◆ AIM OF THE EXERCISE:
The answer should consist of each line from the data below that includes "With".

[Records excerpted from a collection]
==================================================

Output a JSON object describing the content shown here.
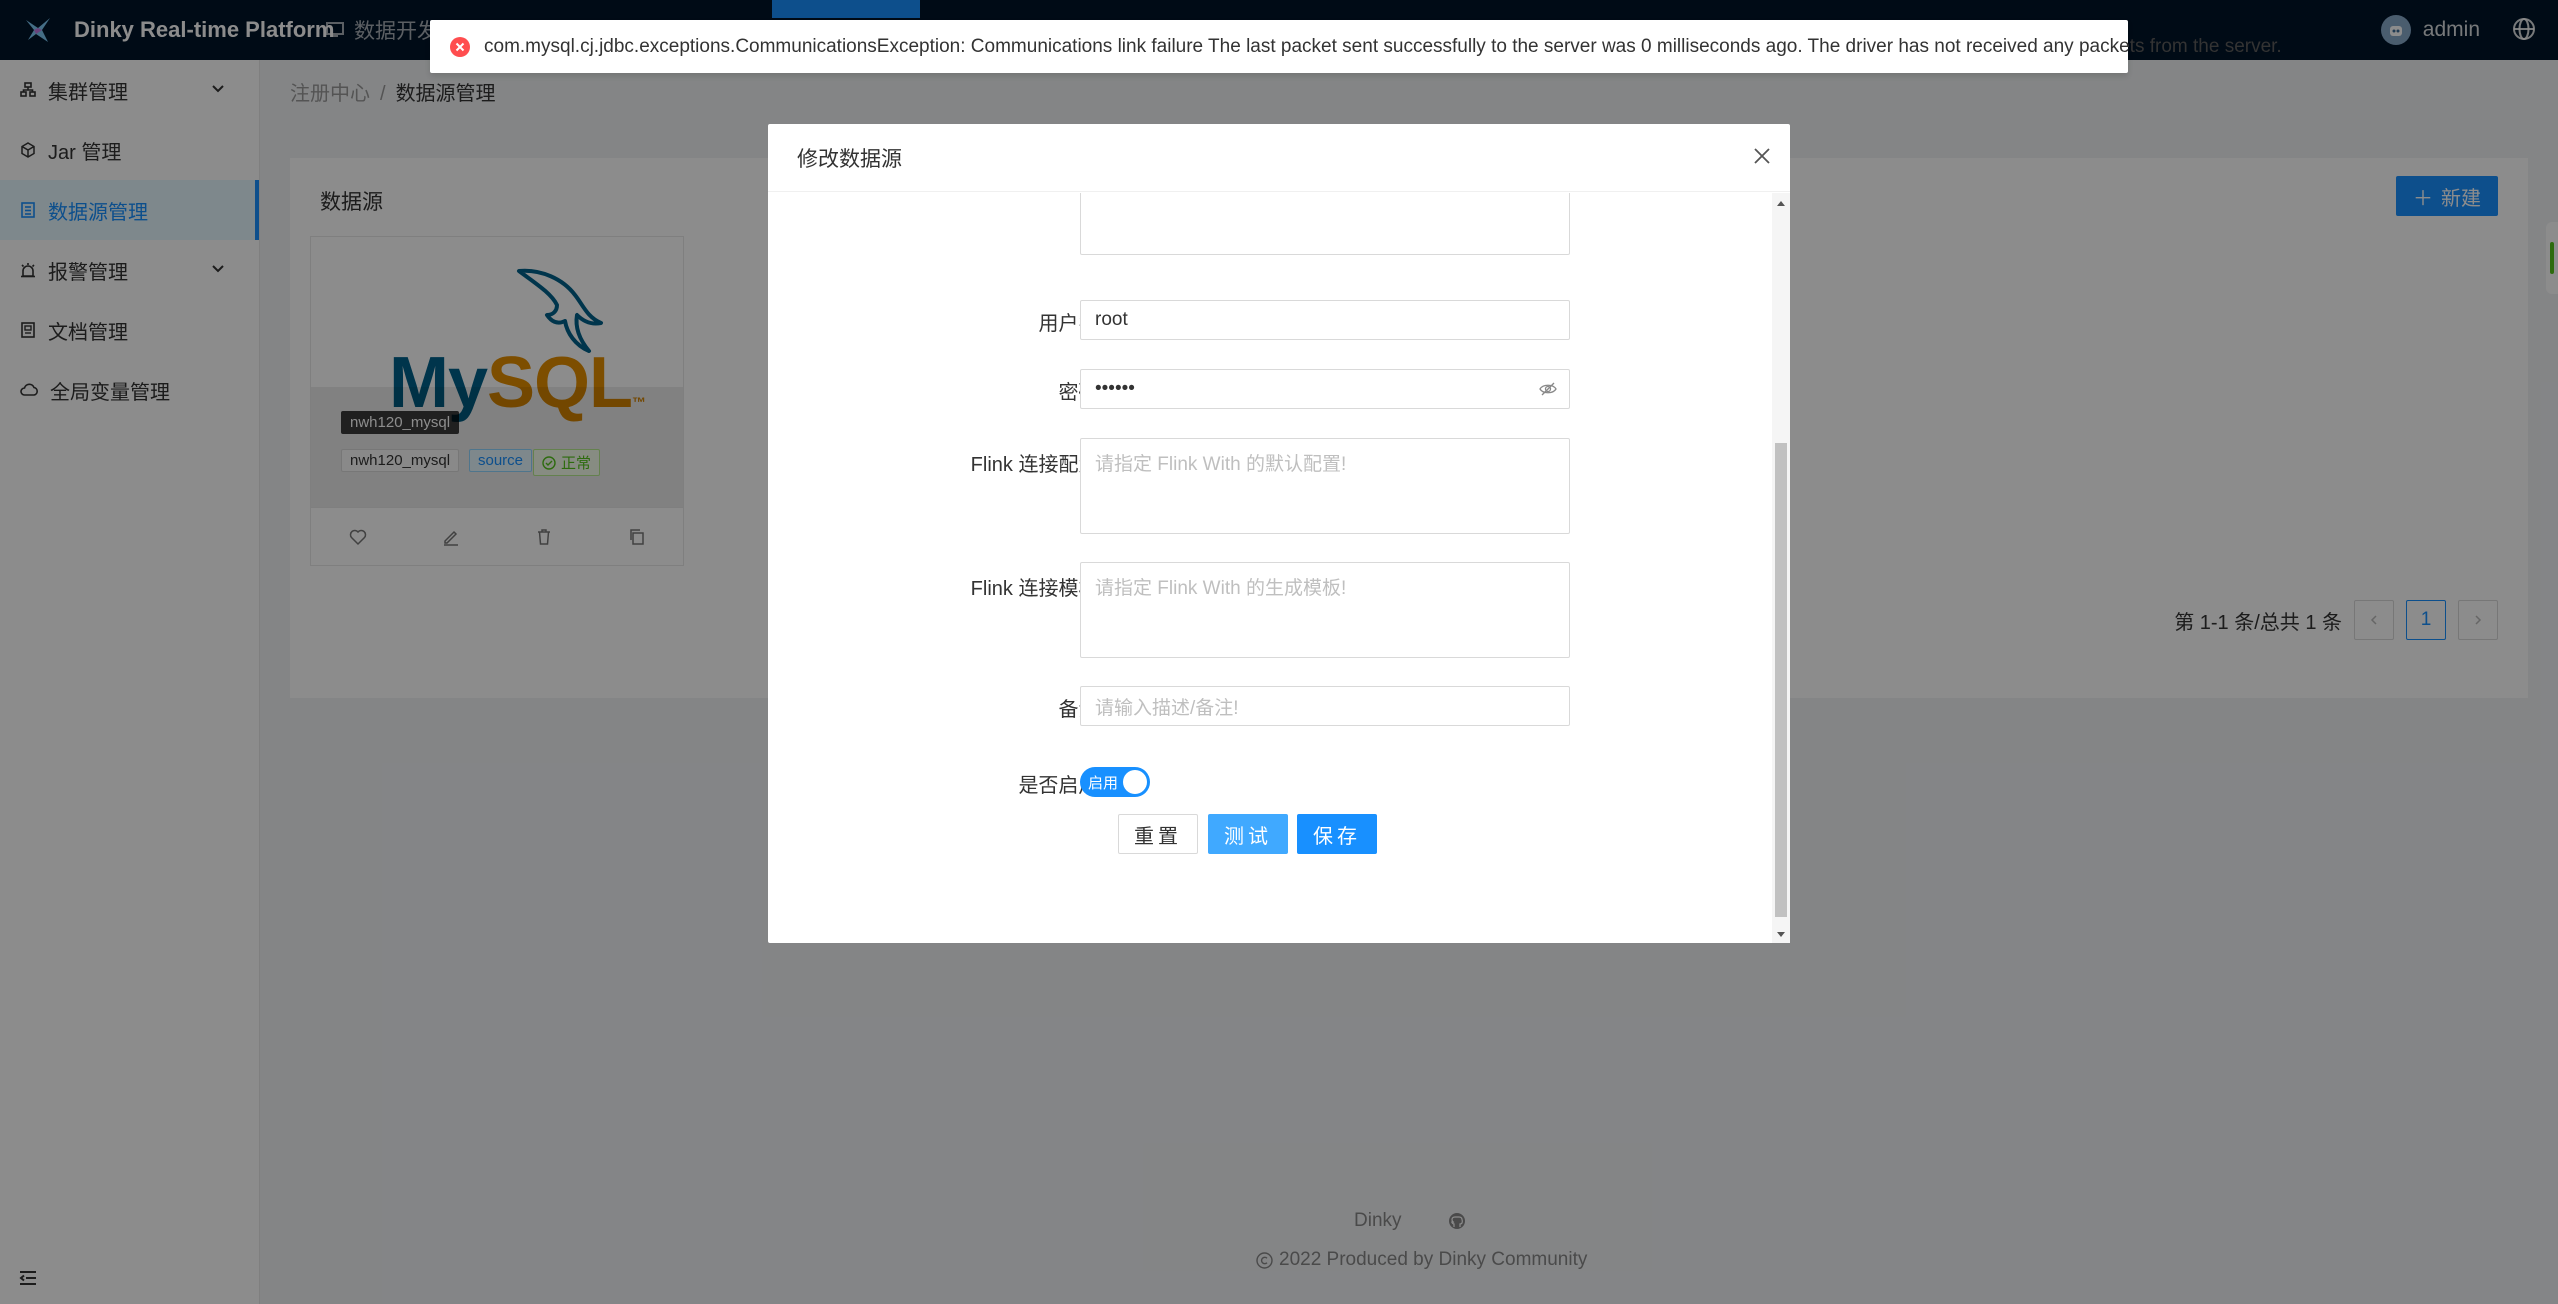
{
  "header": {
    "app_title": "Dinky Real-time Platform",
    "nav_partial": "数据开发",
    "user_name": "admin"
  },
  "sidebar": {
    "items": [
      {
        "label": "集群管理",
        "icon": "cluster-icon",
        "expandable": true
      },
      {
        "label": "Jar 管理",
        "icon": "jar-icon",
        "expandable": false
      },
      {
        "label": "数据源管理",
        "icon": "database-icon",
        "expandable": false,
        "active": true
      },
      {
        "label": "报警管理",
        "icon": "alarm-icon",
        "expandable": true
      },
      {
        "label": "文档管理",
        "icon": "document-icon",
        "expandable": false
      },
      {
        "label": "全局变量管理",
        "icon": "cloud-icon",
        "expandable": false
      }
    ]
  },
  "breadcrumb": {
    "parent": "注册中心",
    "separator": "/",
    "current": "数据源管理"
  },
  "content": {
    "title": "数据源",
    "new_button": "新建",
    "card": {
      "logo_my": "My",
      "logo_sql": "SQL",
      "logo_tm": "™",
      "tooltip": "nwh120_mysql",
      "name_tag": "nwh120_mysql",
      "type_tag": "source",
      "status_tag": "正常"
    },
    "pagination": {
      "summary": "第 1-1 条/总共 1 条",
      "current_page": "1"
    }
  },
  "footer": {
    "link": "Dinky",
    "copyright": "2022 Produced by Dinky Community"
  },
  "message": {
    "type": "error",
    "text": "com.mysql.cj.jdbc.exceptions.CommunicationsException: Communications link failure The last packet sent successfully to the server was 0 milliseconds ago. The driver has not received any packets from the server."
  },
  "modal": {
    "title": "修改数据源",
    "fields": {
      "username_label": "用户名:",
      "username_value": "root",
      "password_label": "密码:",
      "password_value": "••••••",
      "flink_config_label": "Flink 连接配置:",
      "flink_config_placeholder": "请指定 Flink With 的默认配置!",
      "flink_template_label": "Flink 连接模板:",
      "flink_template_placeholder": "请指定 Flink With 的生成模板!",
      "note_label": "备注:",
      "note_placeholder": "请输入描述/备注!",
      "enabled_label": "是否启用:",
      "enabled_switch": "启用"
    },
    "buttons": {
      "reset": "重置",
      "test": "测试",
      "save": "保存"
    }
  },
  "colors": {
    "primary": "#1890ff",
    "header_bg": "#001529",
    "error": "#ff4d4f",
    "success": "#52c41a"
  }
}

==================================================

◆ SOLUTION TO THE EXERCISE:
      "flink_config_placeholder": "请指定 Flink With 的默认配置!",
      "flink_template_placeholder": "请指定 Flink With 的生成模板!",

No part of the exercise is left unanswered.